Ghana Airways, Third-Time the Charm?

The face of Ghana’s aviation industry is transforming. That’s not hyperbole. If you passed through Kotoka International Airport in December 2017 and December 2018, those two experiences would be dramatically different; owing to the opening of a new international terminal this year.

Now the authorities have announced that (a) Ethiopian Airlines will be the strategic partner in the long-anticipated launch of a new flag-carrier airline, and (b) another three domestic airlines are expected to begin operations in the coming weeks.

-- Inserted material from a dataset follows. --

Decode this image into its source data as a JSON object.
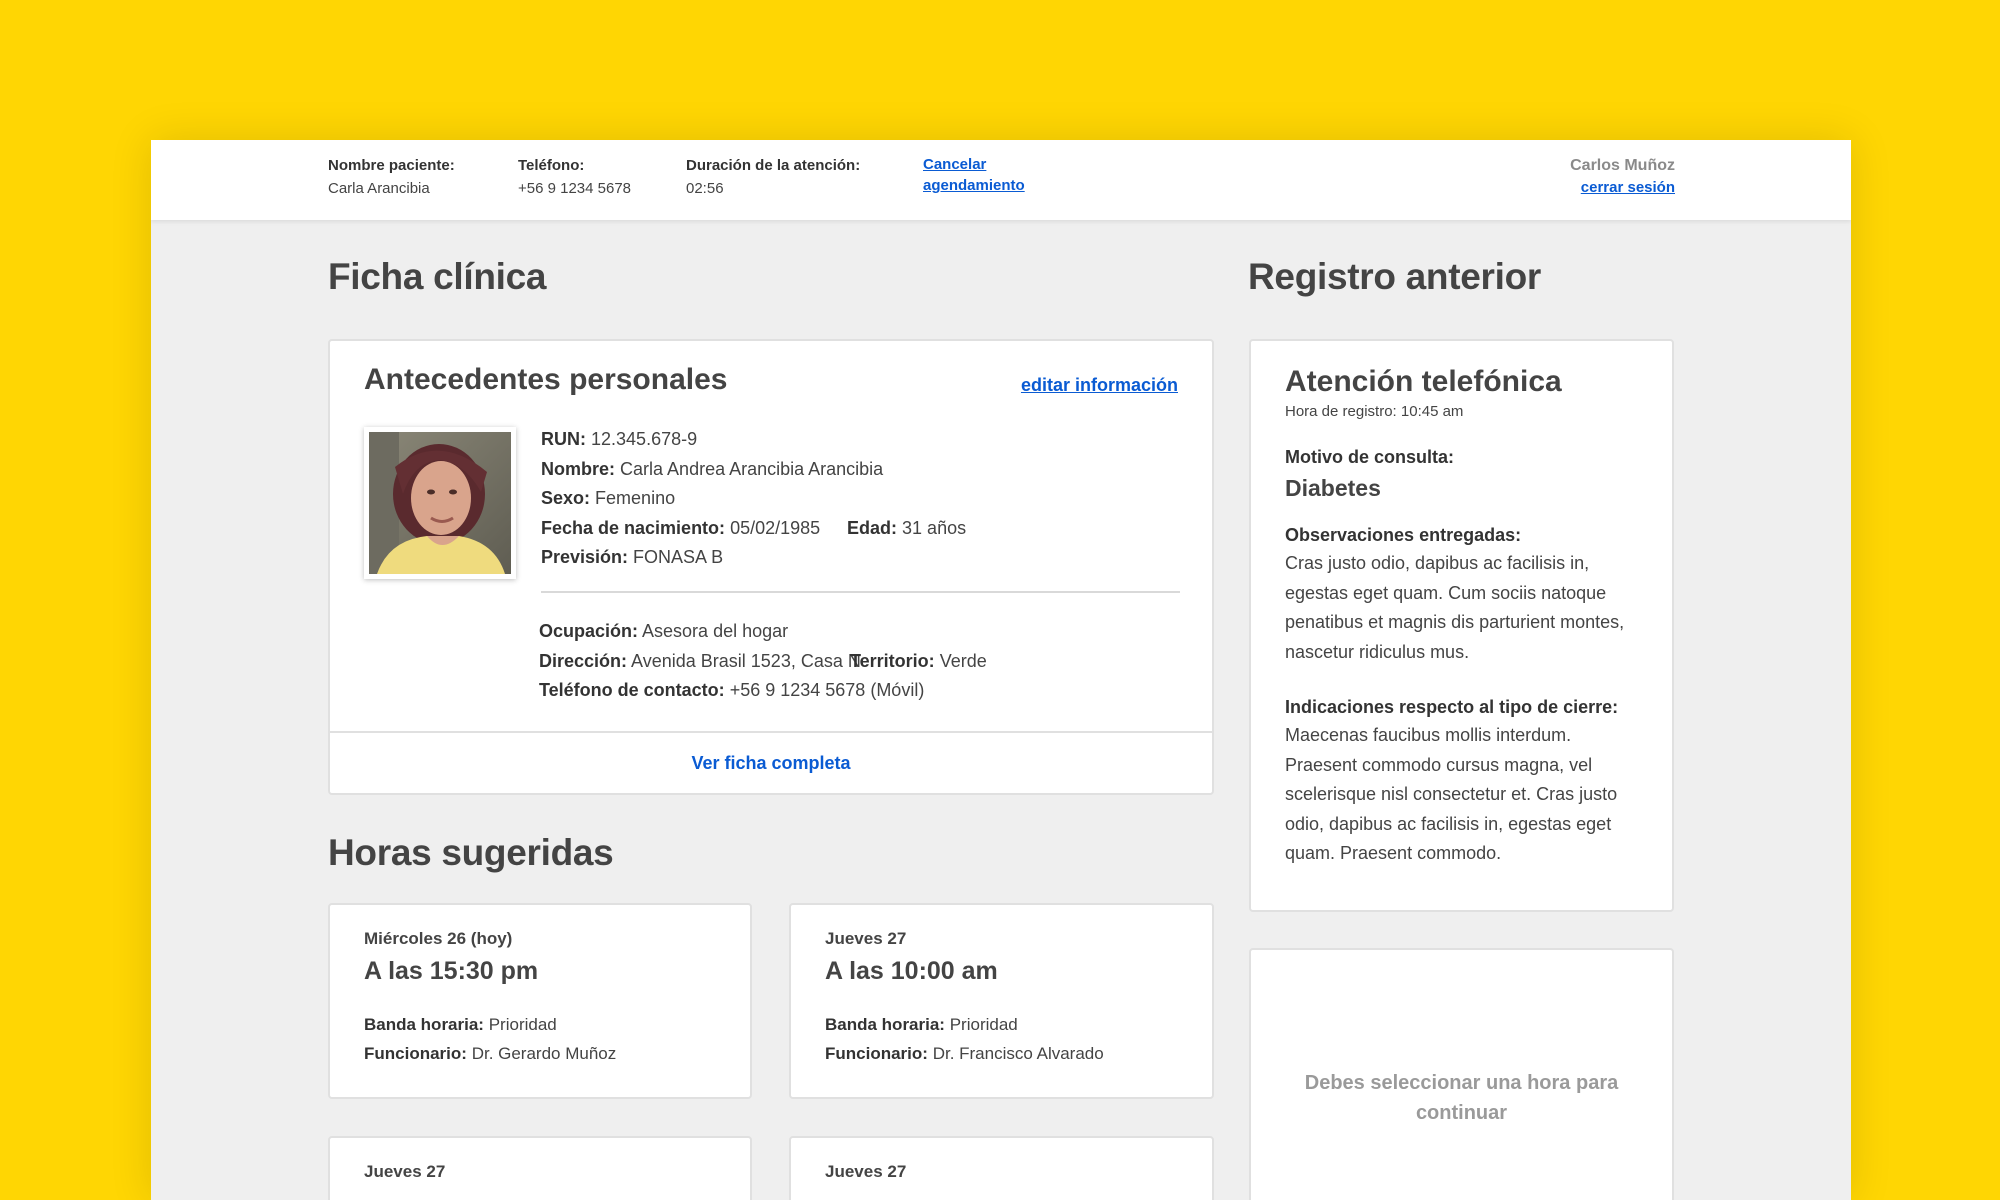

Ethiopian has similar arrangements in place with Zambia and Chad as well as a 40% stake in Asky airlines. Most likely, they will make use of Accra’s new international terminal as a staging post for their own flights to the Americas, a rapidly emerging market for them.  

Given the size of the diaspora, the importance of trade to the economy and the ambitions to ‘gateway to Africa’, the availability of aviation services is a politically potent issue. Also, there is the symbolic value of a national carrier. Nevertheless, one can anticipate concerns around the rumoured structure of the new national carrier hinging on well-worn themes of ownership and financial management: government is expected to hold a ten percent stake, Ethiopian 49% and the remainder other private sector investors.

Key questions, as yet unanswered surround the balance of obligations across stakeholders, how government will exercise its control, and who the private shareholders will be. Not to mention the controls to be put in place to avoid the governance and operational errors of the past.  

Nana Ampofo